[[ SOURCE DATA open ]]
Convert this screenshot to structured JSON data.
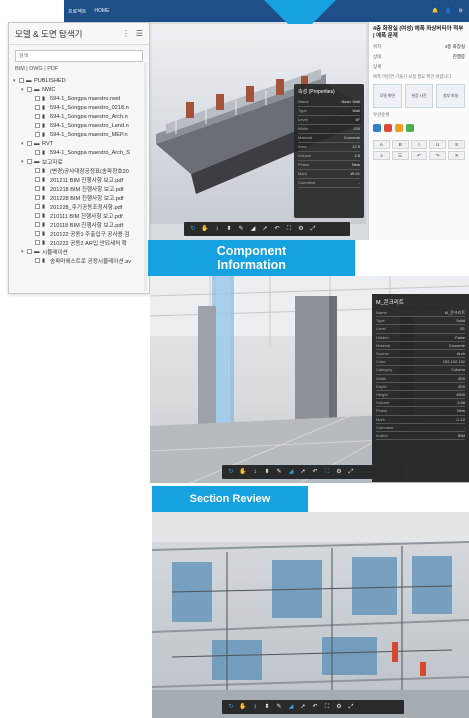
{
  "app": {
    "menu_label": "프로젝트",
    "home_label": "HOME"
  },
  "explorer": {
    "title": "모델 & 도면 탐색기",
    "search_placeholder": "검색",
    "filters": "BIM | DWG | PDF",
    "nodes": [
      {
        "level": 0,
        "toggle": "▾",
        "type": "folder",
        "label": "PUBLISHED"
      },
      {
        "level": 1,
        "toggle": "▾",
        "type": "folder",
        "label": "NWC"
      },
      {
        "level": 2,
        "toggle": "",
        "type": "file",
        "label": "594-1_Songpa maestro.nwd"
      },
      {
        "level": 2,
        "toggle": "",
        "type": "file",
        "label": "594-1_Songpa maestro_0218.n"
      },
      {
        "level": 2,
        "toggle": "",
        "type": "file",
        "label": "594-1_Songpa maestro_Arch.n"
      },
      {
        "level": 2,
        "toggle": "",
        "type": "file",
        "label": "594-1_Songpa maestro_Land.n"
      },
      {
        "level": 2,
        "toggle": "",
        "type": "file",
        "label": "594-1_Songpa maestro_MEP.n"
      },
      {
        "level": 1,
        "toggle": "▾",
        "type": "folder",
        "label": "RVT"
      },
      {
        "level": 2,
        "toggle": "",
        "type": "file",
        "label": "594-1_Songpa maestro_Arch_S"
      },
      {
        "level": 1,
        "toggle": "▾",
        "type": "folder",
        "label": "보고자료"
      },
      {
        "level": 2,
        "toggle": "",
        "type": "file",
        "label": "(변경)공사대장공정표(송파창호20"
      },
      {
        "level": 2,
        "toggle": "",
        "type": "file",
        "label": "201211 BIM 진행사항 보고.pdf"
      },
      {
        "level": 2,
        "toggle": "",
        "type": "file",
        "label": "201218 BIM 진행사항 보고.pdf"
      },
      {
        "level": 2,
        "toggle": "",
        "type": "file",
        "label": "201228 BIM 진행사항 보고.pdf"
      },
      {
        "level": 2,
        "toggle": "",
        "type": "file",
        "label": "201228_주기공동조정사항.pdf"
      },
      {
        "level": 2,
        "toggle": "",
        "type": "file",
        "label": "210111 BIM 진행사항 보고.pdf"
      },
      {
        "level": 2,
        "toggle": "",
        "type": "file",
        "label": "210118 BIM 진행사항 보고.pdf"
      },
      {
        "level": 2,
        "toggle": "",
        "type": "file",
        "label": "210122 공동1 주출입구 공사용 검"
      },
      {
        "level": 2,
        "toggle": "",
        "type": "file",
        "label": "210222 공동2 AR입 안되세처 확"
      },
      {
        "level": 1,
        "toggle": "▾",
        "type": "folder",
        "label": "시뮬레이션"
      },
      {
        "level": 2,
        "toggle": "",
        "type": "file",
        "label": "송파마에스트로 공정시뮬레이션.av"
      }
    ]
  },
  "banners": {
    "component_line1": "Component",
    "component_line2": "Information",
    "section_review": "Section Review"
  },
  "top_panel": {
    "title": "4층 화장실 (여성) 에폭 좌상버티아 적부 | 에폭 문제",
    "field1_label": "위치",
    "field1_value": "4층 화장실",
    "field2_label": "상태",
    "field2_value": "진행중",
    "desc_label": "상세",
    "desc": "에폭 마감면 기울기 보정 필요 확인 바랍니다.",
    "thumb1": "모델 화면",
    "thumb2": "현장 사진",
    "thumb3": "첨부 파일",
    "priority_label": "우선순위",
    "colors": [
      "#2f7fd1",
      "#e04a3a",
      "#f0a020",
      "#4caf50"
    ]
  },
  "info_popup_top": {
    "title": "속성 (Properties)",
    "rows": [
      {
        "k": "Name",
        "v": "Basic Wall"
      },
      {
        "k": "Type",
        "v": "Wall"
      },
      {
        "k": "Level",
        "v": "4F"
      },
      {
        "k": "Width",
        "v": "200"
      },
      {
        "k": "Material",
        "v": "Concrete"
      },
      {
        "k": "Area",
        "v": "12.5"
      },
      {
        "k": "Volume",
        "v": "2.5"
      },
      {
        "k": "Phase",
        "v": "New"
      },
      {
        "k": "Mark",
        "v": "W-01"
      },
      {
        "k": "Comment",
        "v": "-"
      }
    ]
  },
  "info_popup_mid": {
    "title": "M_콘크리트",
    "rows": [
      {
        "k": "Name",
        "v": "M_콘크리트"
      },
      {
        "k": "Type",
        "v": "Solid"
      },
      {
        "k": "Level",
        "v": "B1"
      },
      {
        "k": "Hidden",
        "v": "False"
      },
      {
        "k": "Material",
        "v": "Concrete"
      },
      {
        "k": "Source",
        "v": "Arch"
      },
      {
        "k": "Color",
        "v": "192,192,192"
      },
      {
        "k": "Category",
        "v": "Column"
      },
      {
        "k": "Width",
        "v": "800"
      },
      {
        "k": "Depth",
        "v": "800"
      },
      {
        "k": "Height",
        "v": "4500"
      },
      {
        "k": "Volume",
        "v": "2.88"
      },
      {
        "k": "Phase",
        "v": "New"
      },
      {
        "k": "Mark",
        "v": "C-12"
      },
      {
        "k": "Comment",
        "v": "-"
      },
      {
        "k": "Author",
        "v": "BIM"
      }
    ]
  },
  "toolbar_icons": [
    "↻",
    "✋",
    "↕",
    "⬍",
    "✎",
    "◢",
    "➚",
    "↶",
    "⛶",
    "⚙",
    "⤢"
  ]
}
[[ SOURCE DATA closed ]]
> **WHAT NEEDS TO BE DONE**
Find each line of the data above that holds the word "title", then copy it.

> **YOUR SOLUTION**
    "title": "모델 & 도면 탐색기",
    "title": "4층 화장실 (여성) 에폭 좌상버티아 적부 | 에폭 문제",
    "title": "속성 (Properties)",
    "title": "M_콘크리트",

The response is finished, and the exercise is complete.